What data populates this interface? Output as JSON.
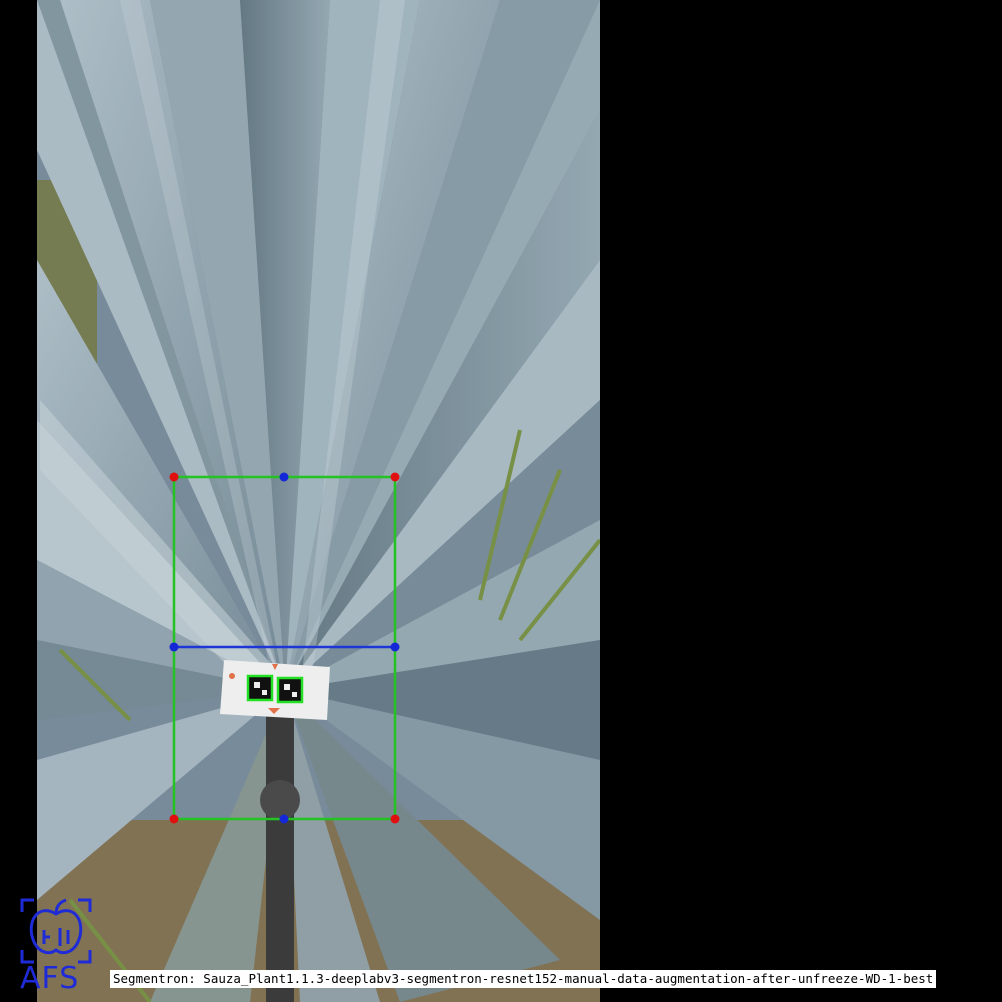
{
  "caption": "Segmentron: Sauza_Plant1.1.3-deeplabv3-segmentron-resnet152-manual-data-augmentation-after-unfreeze-WD-1-best",
  "logo": {
    "icon": "apple-scan-logo-icon",
    "text": "AFS",
    "color": "#1f2bd6"
  },
  "overlay": {
    "box_color": "#22c322",
    "corner_color": "#e01010",
    "midpoint_color": "#1428d8",
    "measure_line_color": "#1f36d6",
    "tag_outline_color": "#22e022"
  },
  "scene_colors": {
    "background": "#000000",
    "leaf_light": "#9fb2bd",
    "leaf_mid": "#7a909c",
    "leaf_dark": "#4f6470",
    "ground": "#7a6a4a",
    "grass": "#6f8a3a"
  }
}
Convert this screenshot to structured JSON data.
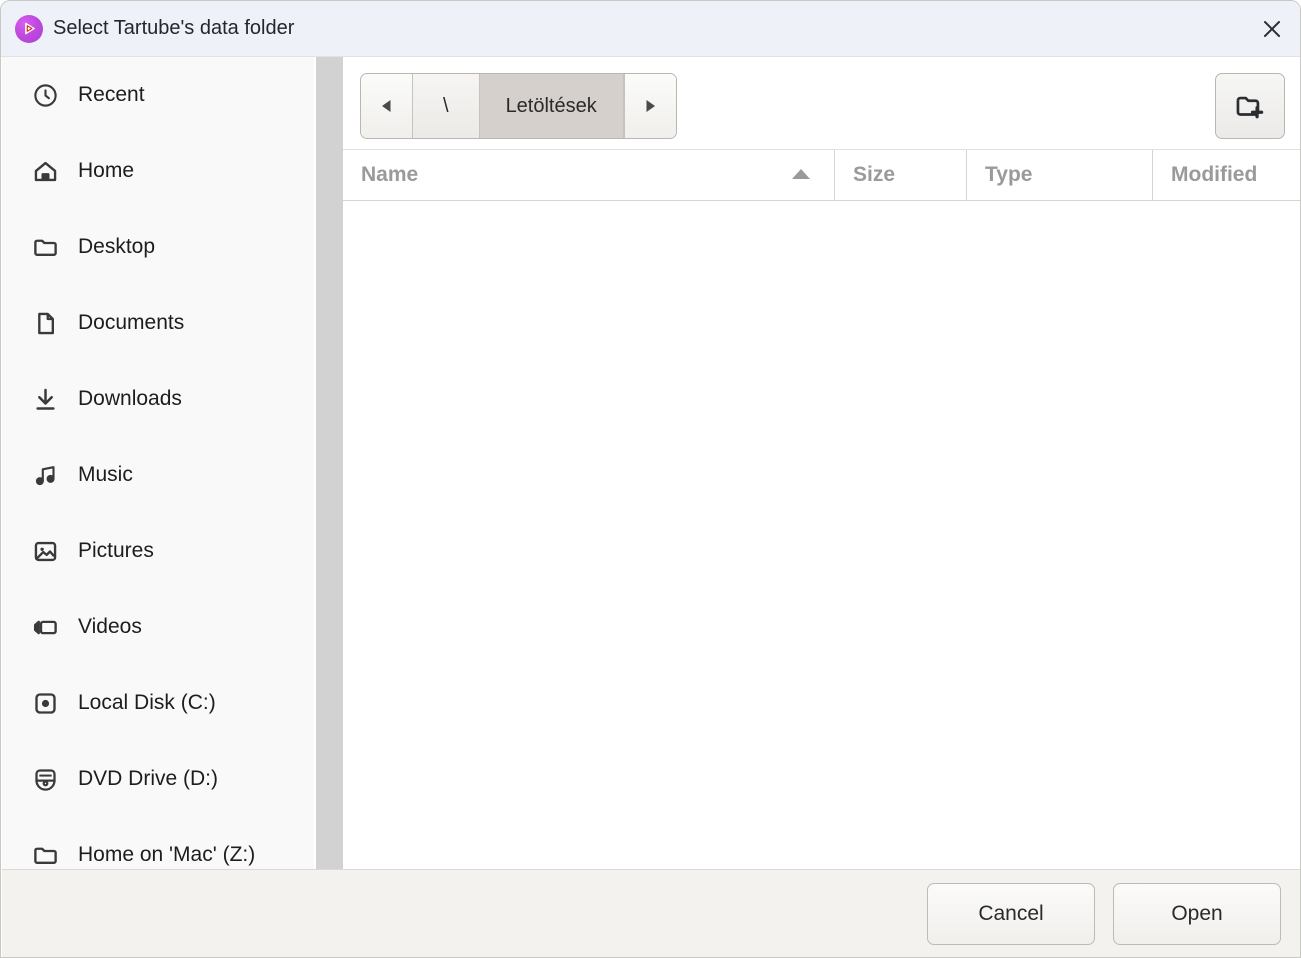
{
  "window": {
    "title": "Select Tartube's data folder",
    "app_icon": "tartube-play-icon",
    "close_icon": "close-icon",
    "titlebar_color": "#eef1f8",
    "accent_color": "#c04ae0"
  },
  "sidebar": {
    "items": [
      {
        "label": "Recent",
        "icon": "clock-icon"
      },
      {
        "label": "Home",
        "icon": "home-icon"
      },
      {
        "label": "Desktop",
        "icon": "folder-icon"
      },
      {
        "label": "Documents",
        "icon": "document-icon"
      },
      {
        "label": "Downloads",
        "icon": "download-icon"
      },
      {
        "label": "Music",
        "icon": "music-note-icon"
      },
      {
        "label": "Pictures",
        "icon": "image-icon"
      },
      {
        "label": "Videos",
        "icon": "video-camera-icon"
      },
      {
        "label": "Local Disk (C:)",
        "icon": "hard-drive-icon"
      },
      {
        "label": "DVD Drive (D:)",
        "icon": "optical-disc-icon"
      },
      {
        "label": "Home on 'Mac' (Z:)",
        "icon": "folder-icon"
      }
    ],
    "scrollbar": "vertical-scrollbar"
  },
  "pathbar": {
    "back_icon": "triangle-left-icon",
    "forward_icon": "triangle-right-icon",
    "crumbs": [
      {
        "label": "\\",
        "active": false
      },
      {
        "label": "Letöltések",
        "active": true
      }
    ],
    "new_folder_icon": "new-folder-icon"
  },
  "file_list": {
    "columns": [
      {
        "label": "Name",
        "sorted": true,
        "sort_direction": "ascending"
      },
      {
        "label": "Size",
        "sorted": false,
        "sort_direction": ""
      },
      {
        "label": "Type",
        "sorted": false,
        "sort_direction": ""
      },
      {
        "label": "Modified",
        "sorted": false,
        "sort_direction": ""
      }
    ],
    "rows": [],
    "empty": true
  },
  "actions": {
    "cancel_label": "Cancel",
    "open_label": "Open"
  }
}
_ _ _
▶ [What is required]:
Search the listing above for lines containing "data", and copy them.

▶ [Result of the exercise]:
What data populates this interface? Output as JSON.
  "caption": "Segmentron: Sauza_Plant1.1.3-deeplabv3-segmentron-resnet152-manual-data-augmentation-after-unfreeze-WD-1-best",
Convert this screenshot to structured JSON data.
    "title": "Select Tartube's data folder",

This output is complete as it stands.